     Many of us have heard countless presentations of this parable and you can read it for yourself in Luke 15:11:32 so I will not retell the story here.   Notice that this is the parable that the Lord took the most time to speak about, I believe, because it is the one most critical for the Church to hear and in order to get love right.

     We have seen that some will unintentionally wander off (1%) and that some will fall away, either because of disagreements or inability to connect someplace (10%).   In looking at this parable we will see that there is a 50% chance of a greater harm being done to our ultimate goal of pleasing God with what we do.

     This parable shows a wise father who loved his sons dearly.  He had two sons.  One left (50% loss) and one stayed behind (50%).  While the younger son was away the father looked out at a distance for his possible return (v20).  This father loved his son so much that he would not chase after him until he was no longer broken.  This father knew what his son would have to learn before he came back – he wanted his son whole and not pulled back, accepted, or tolerated simply to have him back at any cost.

     Once this son came to his senses (v17) he did come home a humble and clear-headed man.  You would think this would end the story.  The father gained a son back and redeemed the 50% loss but the story ends with the father having to correct the older son who stayed.  This allowed for the older son to assess his own ailing heart.


The Facts: Love is Complicated

It is possible to love correctly.   I believe Bob Jones learned this before he left this life. 

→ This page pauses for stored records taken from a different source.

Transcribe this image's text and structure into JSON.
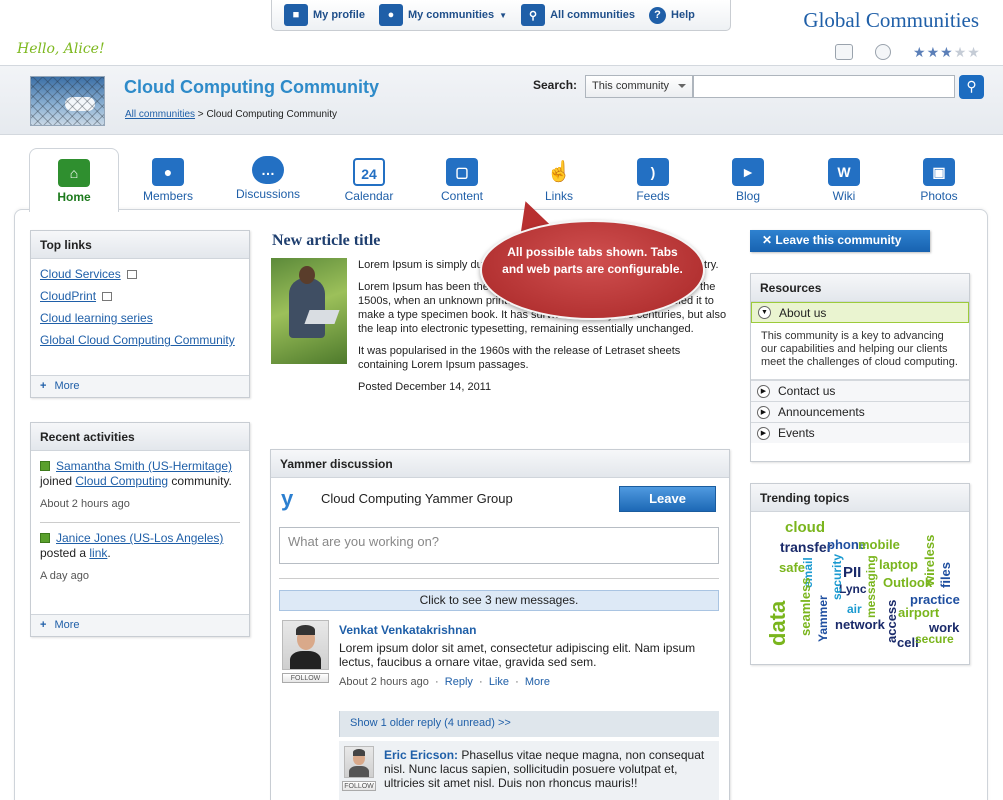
{
  "topnav": {
    "my_profile": "My profile",
    "my_communities": "My communities",
    "all_communities": "All communities",
    "help": "Help"
  },
  "brand": "Global Communities",
  "greeting": "Hello, Alice!",
  "rating": {
    "value": 3,
    "max": 5
  },
  "community": {
    "title": "Cloud Computing Community",
    "breadcrumb_root": "All communities",
    "breadcrumb_sep": " > ",
    "breadcrumb_current": "Cloud Computing Community"
  },
  "search": {
    "label": "Search:",
    "scope": "This community",
    "placeholder": ""
  },
  "tabs": [
    {
      "label": "Home",
      "icon": "home-icon"
    },
    {
      "label": "Members",
      "icon": "members-icon"
    },
    {
      "label": "Discussions",
      "icon": "discussions-icon"
    },
    {
      "label": "Calendar",
      "icon": "calendar-icon"
    },
    {
      "label": "Content",
      "icon": "folder-icon"
    },
    {
      "label": "Links",
      "icon": "pointer-icon"
    },
    {
      "label": "Feeds",
      "icon": "rss-icon"
    },
    {
      "label": "Blog",
      "icon": "megaphone-icon"
    },
    {
      "label": "Wiki",
      "icon": "wiki-icon"
    },
    {
      "label": "Photos",
      "icon": "photos-icon"
    }
  ],
  "calendar_day": "24",
  "top_links": {
    "title": "Top links",
    "items": [
      "Cloud Services",
      "CloudPrint",
      "Cloud learning series",
      "Global Cloud Computing Community"
    ],
    "more": "More"
  },
  "recent": {
    "title": "Recent activities",
    "a1": {
      "user": "Samantha Smith (US-Hermitage)",
      "mid": " joined ",
      "target": "Cloud Computing",
      "tail": " community.",
      "time": "About 2 hours ago"
    },
    "a2": {
      "user": "Janice Jones (US-Los Angeles)",
      "mid": "posted a ",
      "target": "link",
      "tail": ".",
      "time": "A day ago"
    },
    "more": "More"
  },
  "article": {
    "title": "New article title",
    "p1": "Lorem Ipsum is simply dummy text of the printing and typesetting industry.",
    "p2": "Lorem Ipsum has been the industry's standard dummy text ever since the 1500s, when an unknown printer took a galley of type and scrambled it to make a type specimen book. It has survived not only five centuries, but also the leap into electronic typesetting, remaining essentially unchanged.",
    "p3": "It was popularised in the 1960s with the release of Letraset sheets containing Lorem Ipsum passages.",
    "posted": "Posted December 14, 2011"
  },
  "callout": "All possible tabs shown. Tabs and web parts are configurable.",
  "yammer": {
    "title": "Yammer discussion",
    "group": "Cloud Computing Yammer Group",
    "leave": "Leave",
    "placeholder": "What are you working on?",
    "new_messages": "Click to see 3 new messages.",
    "m1": {
      "name": "Venkat Venkatakrishnan",
      "text": "Lorem ipsum dolor sit amet, consectetur adipiscing elit. Nam ipsum lectus, faucibus a ornare vitae, gravida sed sem.",
      "time": "About 2 hours ago",
      "reply": "Reply",
      "like": "Like",
      "more": "More",
      "follow": "FOLLOW"
    },
    "older": "Show 1 older reply (4 unread) >>",
    "m2": {
      "name": "Eric Ericson:",
      "text": " Phasellus vitae neque magna, non consequat nisl. Nunc lacus sapien, sollicitudin posuere volutpat et, ultricies sit amet nisl. Duis non rhoncus mauris!!",
      "follow": "FOLLOW"
    }
  },
  "leave_community": "Leave this community",
  "resources": {
    "title": "Resources",
    "about": "About us",
    "about_text": "This community is a key to advancing our capabilities and helping our clients meet the challenges of cloud computing.",
    "items": [
      "Contact us",
      "Announcements",
      "Events"
    ]
  },
  "trending": {
    "title": "Trending topics",
    "words": [
      "cloud",
      "transfer",
      "phone",
      "mobile",
      "safe",
      "email",
      "PII",
      "Lync",
      "laptop",
      "wireless",
      "files",
      "data",
      "seamless",
      "Yammer",
      "security",
      "air",
      "messaging",
      "Outlook",
      "practice",
      "network",
      "access",
      "airport",
      "work",
      "cell",
      "secure"
    ]
  },
  "colors": {
    "accent": "#1f5fa8",
    "home_green": "#2f8f2f",
    "callout_red": "#b83030",
    "hello_green": "#7db81e"
  }
}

     In our loving as Christ would have us love, it is important that we look at these three parables as guides to Love God’s Way.  We must go for the last one, the full completion;  we must work to make people feel connected and a part of the greater assembly;  but we must never accept a darkened heart simply because of perverted or imbalanced love before a healing.  Love takes time.  Time is our ally and our enemy at times.  It takes God’s love, God’s word, and God’s wisdom through the Holy Spirit to get it right – but it is so dearly needed in the world we have today.

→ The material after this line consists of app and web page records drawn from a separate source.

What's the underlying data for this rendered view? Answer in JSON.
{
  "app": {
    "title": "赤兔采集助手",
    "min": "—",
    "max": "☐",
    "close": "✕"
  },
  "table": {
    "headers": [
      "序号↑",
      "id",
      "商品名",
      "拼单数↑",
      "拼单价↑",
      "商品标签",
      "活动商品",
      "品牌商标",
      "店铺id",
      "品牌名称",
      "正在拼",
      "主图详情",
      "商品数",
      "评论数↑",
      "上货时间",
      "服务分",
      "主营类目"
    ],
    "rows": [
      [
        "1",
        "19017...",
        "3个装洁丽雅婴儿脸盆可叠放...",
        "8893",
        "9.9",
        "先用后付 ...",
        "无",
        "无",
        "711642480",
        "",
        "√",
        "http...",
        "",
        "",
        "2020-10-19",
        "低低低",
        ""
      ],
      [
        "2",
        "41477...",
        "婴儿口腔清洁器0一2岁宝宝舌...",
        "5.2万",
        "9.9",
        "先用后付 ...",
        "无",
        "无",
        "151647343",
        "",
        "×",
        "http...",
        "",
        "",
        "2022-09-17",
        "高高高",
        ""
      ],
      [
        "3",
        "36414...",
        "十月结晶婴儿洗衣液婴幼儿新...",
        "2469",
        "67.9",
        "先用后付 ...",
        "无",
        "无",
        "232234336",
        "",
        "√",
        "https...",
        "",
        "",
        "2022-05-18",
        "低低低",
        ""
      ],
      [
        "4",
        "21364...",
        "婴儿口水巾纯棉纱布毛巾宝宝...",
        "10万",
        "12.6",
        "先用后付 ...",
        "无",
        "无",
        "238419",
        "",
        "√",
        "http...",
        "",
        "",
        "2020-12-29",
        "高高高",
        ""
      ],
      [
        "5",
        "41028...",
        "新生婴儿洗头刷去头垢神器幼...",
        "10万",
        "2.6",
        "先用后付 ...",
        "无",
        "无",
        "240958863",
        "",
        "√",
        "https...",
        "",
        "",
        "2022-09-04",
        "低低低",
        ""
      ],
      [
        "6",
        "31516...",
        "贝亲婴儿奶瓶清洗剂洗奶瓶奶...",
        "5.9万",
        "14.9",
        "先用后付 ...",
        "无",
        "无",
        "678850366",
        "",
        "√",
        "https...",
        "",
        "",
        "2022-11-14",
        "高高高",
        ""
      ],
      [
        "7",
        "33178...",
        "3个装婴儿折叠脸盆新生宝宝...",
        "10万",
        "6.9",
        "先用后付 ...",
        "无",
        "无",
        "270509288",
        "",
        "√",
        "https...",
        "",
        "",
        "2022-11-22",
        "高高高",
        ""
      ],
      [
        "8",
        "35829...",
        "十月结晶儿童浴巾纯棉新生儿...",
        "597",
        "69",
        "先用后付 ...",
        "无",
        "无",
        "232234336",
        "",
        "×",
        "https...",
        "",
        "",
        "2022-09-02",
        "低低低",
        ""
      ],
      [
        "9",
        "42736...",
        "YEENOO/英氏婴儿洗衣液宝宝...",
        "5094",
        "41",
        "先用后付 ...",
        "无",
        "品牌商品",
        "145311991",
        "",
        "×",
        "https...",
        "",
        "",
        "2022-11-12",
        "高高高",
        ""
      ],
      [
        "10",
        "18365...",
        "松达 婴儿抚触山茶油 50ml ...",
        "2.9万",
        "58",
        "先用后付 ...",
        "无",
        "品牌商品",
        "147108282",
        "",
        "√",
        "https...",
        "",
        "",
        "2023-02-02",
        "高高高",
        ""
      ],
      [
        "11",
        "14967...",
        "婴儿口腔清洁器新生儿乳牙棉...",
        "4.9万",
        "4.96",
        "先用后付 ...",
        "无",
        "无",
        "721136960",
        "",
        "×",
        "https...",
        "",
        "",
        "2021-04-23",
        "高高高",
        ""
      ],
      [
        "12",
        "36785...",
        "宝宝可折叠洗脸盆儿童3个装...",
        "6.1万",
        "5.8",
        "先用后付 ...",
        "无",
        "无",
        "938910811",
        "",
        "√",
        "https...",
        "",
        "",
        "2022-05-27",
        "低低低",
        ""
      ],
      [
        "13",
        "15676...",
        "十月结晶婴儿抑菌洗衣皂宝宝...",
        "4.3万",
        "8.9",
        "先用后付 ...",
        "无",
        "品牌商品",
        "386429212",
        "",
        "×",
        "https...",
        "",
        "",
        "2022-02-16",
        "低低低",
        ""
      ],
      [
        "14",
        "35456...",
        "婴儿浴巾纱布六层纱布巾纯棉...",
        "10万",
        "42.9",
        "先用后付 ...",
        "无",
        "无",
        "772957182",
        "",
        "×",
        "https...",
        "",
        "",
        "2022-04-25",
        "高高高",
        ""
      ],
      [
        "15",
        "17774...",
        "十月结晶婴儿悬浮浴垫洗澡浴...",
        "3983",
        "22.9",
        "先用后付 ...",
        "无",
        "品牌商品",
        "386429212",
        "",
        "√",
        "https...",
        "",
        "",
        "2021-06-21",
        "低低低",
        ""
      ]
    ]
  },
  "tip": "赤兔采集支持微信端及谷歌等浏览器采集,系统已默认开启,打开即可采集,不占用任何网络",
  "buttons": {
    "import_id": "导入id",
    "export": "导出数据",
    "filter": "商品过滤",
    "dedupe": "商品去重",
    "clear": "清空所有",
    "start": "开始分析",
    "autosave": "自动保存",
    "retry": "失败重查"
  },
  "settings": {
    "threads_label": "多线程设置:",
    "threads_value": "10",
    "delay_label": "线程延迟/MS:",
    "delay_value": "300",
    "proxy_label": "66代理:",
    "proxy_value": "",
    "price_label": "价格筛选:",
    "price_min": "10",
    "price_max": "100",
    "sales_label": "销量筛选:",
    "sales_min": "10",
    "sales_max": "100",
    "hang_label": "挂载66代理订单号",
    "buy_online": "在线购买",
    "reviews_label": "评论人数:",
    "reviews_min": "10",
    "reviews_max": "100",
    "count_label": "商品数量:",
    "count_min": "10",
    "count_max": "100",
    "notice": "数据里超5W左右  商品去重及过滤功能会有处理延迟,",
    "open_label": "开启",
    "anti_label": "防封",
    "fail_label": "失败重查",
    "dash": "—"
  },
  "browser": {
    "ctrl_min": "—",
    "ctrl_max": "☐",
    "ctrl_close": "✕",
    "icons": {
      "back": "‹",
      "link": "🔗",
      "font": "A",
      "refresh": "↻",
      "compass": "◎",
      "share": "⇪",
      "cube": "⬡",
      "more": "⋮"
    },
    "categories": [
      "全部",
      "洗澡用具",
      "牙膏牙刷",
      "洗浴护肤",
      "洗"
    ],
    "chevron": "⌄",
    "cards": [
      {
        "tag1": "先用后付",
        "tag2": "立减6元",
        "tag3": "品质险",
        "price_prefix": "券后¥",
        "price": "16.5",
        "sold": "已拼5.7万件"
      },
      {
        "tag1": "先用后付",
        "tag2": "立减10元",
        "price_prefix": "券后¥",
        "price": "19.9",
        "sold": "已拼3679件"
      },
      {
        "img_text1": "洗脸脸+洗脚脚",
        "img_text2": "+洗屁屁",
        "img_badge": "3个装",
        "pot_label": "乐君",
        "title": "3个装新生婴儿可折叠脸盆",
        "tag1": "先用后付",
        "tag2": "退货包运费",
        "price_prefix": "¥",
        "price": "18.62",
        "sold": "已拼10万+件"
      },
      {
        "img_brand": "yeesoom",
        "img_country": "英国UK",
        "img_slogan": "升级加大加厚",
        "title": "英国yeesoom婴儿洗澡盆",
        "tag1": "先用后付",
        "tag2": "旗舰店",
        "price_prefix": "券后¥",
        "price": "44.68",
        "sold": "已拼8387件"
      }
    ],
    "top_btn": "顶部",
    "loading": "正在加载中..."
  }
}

     Love is the most powerful and most important of human interactions.  Without it many aspects of life can go sideways.    However, an idea of love can be held so high that it accepts everything, challenges no one, and tolerates almost anything in the hope and goal of peace, safety, success or security.  On the opposite end of the scale, an idea of love can be so defined that rather than allowing freedom to grow as an individual it ends up being nothing more than to constrain, define, regulate, and demand – all with the goal to create a false sense of security ‘for the good of all concerned’.

     We must pray for our leaders and fellow Christians - those at all levels whether in or outside our own church congregations.   We do this for three reasons.   First, it will help us stay objective as we do not always understand the reasons that leaders and people in general make the choices they do.  And secondly, because each one of us will give an account to the Lord as to how and what we did here in this life – we rise and fall in the eyes of our own masters.   And thirdly, we are told to do so in scriptures such as Hebrews 13:17 and 1 Tim 2:1-4.  I believe that most people try to do the best they know how with the resources they have. 

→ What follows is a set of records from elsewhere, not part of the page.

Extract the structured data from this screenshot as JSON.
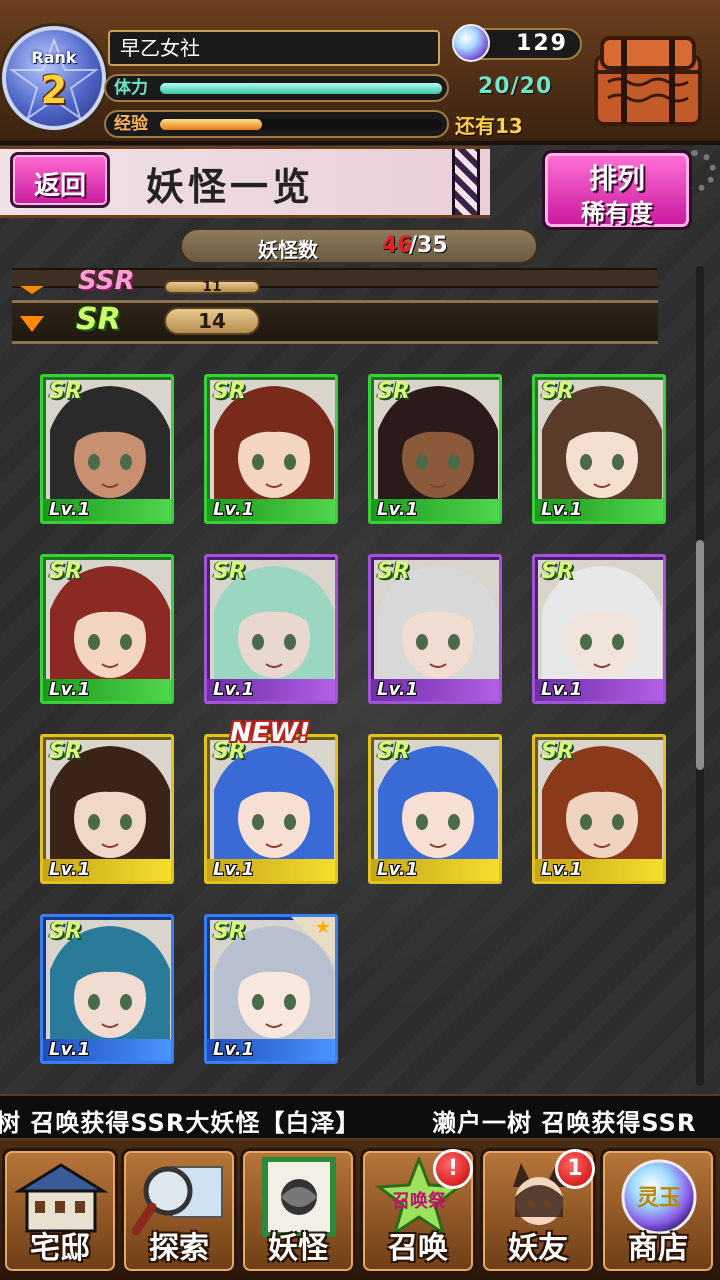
{
  "hud": {
    "rank_label": "Rank",
    "rank_value": "2",
    "player_name": "早乙女社",
    "hp_label": "体力",
    "hp_value": "20/20",
    "hp_fraction": 1.0,
    "exp_label": "经验",
    "exp_remaining": "还有13",
    "exp_fraction": 0.36,
    "gem_count": "129"
  },
  "header": {
    "back_label": "返回",
    "title": "妖怪一览",
    "sort_label": "排列",
    "sort_value": "稀有度"
  },
  "count": {
    "label": "妖怪数",
    "current": "46",
    "max": "/35"
  },
  "rarity_groups": [
    {
      "rarity": "SSR",
      "count": "11"
    },
    {
      "rarity": "SR",
      "count": "14"
    }
  ],
  "cards": [
    {
      "rarity": "SR",
      "level": "Lv.1",
      "frame": "green",
      "new": false
    },
    {
      "rarity": "SR",
      "level": "Lv.1",
      "frame": "green",
      "new": false
    },
    {
      "rarity": "SR",
      "level": "Lv.1",
      "frame": "green",
      "new": false
    },
    {
      "rarity": "SR",
      "level": "Lv.1",
      "frame": "green",
      "new": false
    },
    {
      "rarity": "SR",
      "level": "Lv.1",
      "frame": "green",
      "new": false
    },
    {
      "rarity": "SR",
      "level": "Lv.1",
      "frame": "purple",
      "new": false
    },
    {
      "rarity": "SR",
      "level": "Lv.1",
      "frame": "purple",
      "new": false
    },
    {
      "rarity": "SR",
      "level": "Lv.1",
      "frame": "purple",
      "new": false
    },
    {
      "rarity": "SR",
      "level": "Lv.1",
      "frame": "gold",
      "new": false
    },
    {
      "rarity": "SR",
      "level": "Lv.1",
      "frame": "gold",
      "new": true
    },
    {
      "rarity": "SR",
      "level": "Lv.1",
      "frame": "gold",
      "new": false
    },
    {
      "rarity": "SR",
      "level": "Lv.1",
      "frame": "gold",
      "new": false
    },
    {
      "rarity": "SR",
      "level": "Lv.1",
      "frame": "blue",
      "new": false
    },
    {
      "rarity": "SR",
      "level": "Lv.1",
      "frame": "blue",
      "new": false,
      "star": true
    }
  ],
  "new_label": "NEW!",
  "ticker": {
    "msg1": "树 召唤获得SSR大妖怪【白泽】",
    "msg2": "濑户一树 召唤获得SSR"
  },
  "nav": [
    {
      "label": "宅邸",
      "icon": "mansion-icon",
      "badge": null
    },
    {
      "label": "探索",
      "icon": "magnifier-map-icon",
      "badge": null
    },
    {
      "label": "妖怪",
      "icon": "scroll-icon",
      "badge": null
    },
    {
      "label": "召唤",
      "icon": "summon-star-icon",
      "badge": "!",
      "sub_label": "召唤祭"
    },
    {
      "label": "妖友",
      "icon": "fox-girl-icon",
      "badge": "1"
    },
    {
      "label": "商店",
      "icon": "crystal-orb-icon",
      "badge": null,
      "sub_label": "灵玉"
    }
  ],
  "colors": {
    "frame_green": "#3bd03b",
    "frame_purple": "#a154d6",
    "frame_gold": "#e1c221",
    "frame_blue": "#3a7ef2",
    "accent_pink": "#e23bb9"
  }
}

     Many of us have seen church fellowships that are so inclusive it is hard to tell the saved from the unsaved and at the opposite end of the scale we have seen church fellowships that are so rigid that even association with other congregations is frowned upon by the leadership and church membership.    The million dollar question might be, ‘How do you get it right?’  Not only is that the million dollar question, the answer will cost you the equivalent of that price to achieve it – a cost of searching for God’s heart, God’s ways, and God’s word to create a balance in your own life so that you can see the splinter in your brother’s eye after having seen the issues in your own.

     First Corinthians chapter 13 is the best definition of love known to mankind.  And 1 John 4:18 tells us that, ‘There is no fear in love; but perfect love casts out fear, because fear involves punishment, and the one who fears is not perfected in love.